Alzheimer's disease is becoming increasingly common, but there are no drugs to affect the course of the disease and the development of new drugs is a slow, costly and complex process.
An alternative strategy is therefore to find already approved drugs that can prove efficacious against the disease and give them a new area of application.
Diabetes drugs have been put forward as possible candidates, but so far the studies that have tested diabetes drugs for Alzheimer's disease have not produced convincing results.
In the present study, researchers from Karolinska Institutet used genetic methods to study this more closely.
"Genetic variants within or nearby the genes that encode a drug's target proteins can cause physiological changes similar to the effects of the drug," says the study's first author Bowen Tang, doctoral student at the Department of Medical Epidemiology and Biostatistics, Karolinska Institutet.
"We utilise such variants to test the repurposing potential of already approved drugs." The researchers began by identifying genetic variants that mimic the pharmacological effect of diabetes drugs, namely lowering blood glucose.
This was done through an analysis of data from over 300,000 participants in the UK Biobank register.
The analysis identified variants in two genes that together code for the target protein of a class of diabetes drug called sulphonylureas.
The researchers validated these variants by showing their association with, amongst other phenomena, higher insulin release, lower type 2 diabetes risk and higher BMI, which is consistent with the drug's effects.
The researchers then examined the link between the identified genetic variants and the risk for Alzheimer's disease.
They did this by analysing data collected previously from over 24,000 people with Alzheimer's disease and 55,000 controls.
They found that the genetic variants in the sulphonylurea genes were linked to a lower risk of Alzheimer's disease.
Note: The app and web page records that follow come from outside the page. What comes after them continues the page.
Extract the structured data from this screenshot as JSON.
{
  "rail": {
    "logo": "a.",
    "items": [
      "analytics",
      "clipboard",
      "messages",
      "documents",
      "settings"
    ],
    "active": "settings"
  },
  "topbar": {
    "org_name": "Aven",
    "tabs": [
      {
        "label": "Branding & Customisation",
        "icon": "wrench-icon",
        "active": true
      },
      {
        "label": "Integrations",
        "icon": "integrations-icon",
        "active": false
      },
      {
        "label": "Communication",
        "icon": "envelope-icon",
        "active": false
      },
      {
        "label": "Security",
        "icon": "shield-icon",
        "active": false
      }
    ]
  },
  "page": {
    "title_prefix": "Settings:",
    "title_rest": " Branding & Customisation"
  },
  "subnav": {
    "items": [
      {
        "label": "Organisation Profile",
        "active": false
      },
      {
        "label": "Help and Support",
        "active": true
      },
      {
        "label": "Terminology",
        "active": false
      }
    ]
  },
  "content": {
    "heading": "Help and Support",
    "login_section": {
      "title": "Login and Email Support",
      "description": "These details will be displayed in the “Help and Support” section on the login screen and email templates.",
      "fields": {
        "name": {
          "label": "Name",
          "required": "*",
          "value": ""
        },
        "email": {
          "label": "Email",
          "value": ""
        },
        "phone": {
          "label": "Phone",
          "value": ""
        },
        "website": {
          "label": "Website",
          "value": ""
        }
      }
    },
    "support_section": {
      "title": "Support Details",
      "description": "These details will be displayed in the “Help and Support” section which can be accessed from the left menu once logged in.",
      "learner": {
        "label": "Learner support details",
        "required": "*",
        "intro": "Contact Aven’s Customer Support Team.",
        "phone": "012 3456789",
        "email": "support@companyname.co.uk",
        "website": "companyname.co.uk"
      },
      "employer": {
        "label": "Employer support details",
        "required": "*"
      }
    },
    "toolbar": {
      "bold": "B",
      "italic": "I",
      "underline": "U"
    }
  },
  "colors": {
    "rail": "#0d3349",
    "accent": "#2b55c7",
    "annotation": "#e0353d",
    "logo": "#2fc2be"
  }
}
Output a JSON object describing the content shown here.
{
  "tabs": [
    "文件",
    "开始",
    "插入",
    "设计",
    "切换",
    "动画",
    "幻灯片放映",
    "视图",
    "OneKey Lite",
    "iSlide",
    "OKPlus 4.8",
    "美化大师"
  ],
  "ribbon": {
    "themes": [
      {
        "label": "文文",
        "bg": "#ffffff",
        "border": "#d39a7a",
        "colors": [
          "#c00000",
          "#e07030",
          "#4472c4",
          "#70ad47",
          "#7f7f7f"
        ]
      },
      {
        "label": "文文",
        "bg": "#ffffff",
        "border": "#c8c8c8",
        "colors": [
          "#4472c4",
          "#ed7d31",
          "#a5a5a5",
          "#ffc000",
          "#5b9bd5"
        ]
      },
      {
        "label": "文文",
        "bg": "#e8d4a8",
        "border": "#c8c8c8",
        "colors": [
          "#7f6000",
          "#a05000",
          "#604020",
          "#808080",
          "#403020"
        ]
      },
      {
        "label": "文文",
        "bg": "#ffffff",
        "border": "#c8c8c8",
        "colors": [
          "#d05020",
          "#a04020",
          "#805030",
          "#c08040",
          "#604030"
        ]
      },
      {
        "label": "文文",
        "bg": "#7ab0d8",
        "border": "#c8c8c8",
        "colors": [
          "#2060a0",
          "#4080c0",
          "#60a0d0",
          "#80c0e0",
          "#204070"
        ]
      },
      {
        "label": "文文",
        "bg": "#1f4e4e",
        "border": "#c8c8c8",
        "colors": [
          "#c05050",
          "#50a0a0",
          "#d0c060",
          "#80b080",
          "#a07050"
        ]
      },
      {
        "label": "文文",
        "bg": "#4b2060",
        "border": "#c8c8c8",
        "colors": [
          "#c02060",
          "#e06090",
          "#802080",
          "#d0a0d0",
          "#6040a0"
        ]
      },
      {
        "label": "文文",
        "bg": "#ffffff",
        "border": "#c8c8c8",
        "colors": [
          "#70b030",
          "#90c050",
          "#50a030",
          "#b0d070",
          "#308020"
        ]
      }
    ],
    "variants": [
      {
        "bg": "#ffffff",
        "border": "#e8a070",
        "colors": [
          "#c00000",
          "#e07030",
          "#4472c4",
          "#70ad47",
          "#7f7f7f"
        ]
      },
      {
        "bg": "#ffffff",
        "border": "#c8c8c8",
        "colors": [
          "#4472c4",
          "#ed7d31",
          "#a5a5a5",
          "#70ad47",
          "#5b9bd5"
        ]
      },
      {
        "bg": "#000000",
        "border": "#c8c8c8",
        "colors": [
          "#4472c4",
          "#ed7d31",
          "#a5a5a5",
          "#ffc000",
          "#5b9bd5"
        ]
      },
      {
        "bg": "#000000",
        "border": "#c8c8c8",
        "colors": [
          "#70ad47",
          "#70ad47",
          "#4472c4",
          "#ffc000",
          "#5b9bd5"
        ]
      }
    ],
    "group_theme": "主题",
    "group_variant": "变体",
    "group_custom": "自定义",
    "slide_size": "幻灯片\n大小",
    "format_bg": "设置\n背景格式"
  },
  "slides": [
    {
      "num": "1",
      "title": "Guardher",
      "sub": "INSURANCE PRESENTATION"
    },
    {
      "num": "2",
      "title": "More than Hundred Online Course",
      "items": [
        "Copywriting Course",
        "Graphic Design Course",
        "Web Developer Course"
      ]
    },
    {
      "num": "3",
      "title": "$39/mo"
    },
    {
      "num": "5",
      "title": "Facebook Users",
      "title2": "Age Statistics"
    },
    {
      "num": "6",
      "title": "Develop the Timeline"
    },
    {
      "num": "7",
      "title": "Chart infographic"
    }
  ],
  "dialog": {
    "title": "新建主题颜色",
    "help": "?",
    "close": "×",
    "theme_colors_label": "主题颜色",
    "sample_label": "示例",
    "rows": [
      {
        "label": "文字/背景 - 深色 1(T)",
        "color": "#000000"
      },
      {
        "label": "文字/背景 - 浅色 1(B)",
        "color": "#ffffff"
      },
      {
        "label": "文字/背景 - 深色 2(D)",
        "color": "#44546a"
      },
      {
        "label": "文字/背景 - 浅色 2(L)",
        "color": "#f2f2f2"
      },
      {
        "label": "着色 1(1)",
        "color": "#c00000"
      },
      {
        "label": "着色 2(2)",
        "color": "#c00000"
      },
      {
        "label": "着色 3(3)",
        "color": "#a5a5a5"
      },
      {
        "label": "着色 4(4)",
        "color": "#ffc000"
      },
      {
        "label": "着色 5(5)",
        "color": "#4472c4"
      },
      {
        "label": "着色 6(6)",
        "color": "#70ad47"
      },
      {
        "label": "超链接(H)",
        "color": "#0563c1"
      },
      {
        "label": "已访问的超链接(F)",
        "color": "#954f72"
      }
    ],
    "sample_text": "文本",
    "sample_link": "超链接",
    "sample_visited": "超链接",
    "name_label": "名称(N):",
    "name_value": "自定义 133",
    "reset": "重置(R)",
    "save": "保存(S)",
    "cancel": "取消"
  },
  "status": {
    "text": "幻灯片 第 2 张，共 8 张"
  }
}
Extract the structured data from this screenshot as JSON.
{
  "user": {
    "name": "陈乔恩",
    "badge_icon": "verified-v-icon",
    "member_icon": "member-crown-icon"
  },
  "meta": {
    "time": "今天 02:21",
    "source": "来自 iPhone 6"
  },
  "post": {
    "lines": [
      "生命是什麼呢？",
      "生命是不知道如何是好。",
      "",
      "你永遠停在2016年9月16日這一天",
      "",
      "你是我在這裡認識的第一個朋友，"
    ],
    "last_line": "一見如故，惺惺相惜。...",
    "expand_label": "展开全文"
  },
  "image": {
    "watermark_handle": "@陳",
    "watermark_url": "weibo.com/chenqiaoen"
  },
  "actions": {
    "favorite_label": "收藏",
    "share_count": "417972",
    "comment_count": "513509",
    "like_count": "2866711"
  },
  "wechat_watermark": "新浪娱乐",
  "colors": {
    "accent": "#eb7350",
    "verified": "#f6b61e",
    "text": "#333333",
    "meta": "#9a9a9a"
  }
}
"Our results suggest that the target protein of sulphonylureas, the KATP channel, may be a therapeutic target for the treatment and prevention of Alzheimer's disease," says the study's last author Sara Hagg, docent at the Department of Medical Epidemiology and Biostatistics, Karolinska Institutet. "This protein is expressed in the pancreas, but also in the brain, and further studies are needed to fully understand the underlying biology."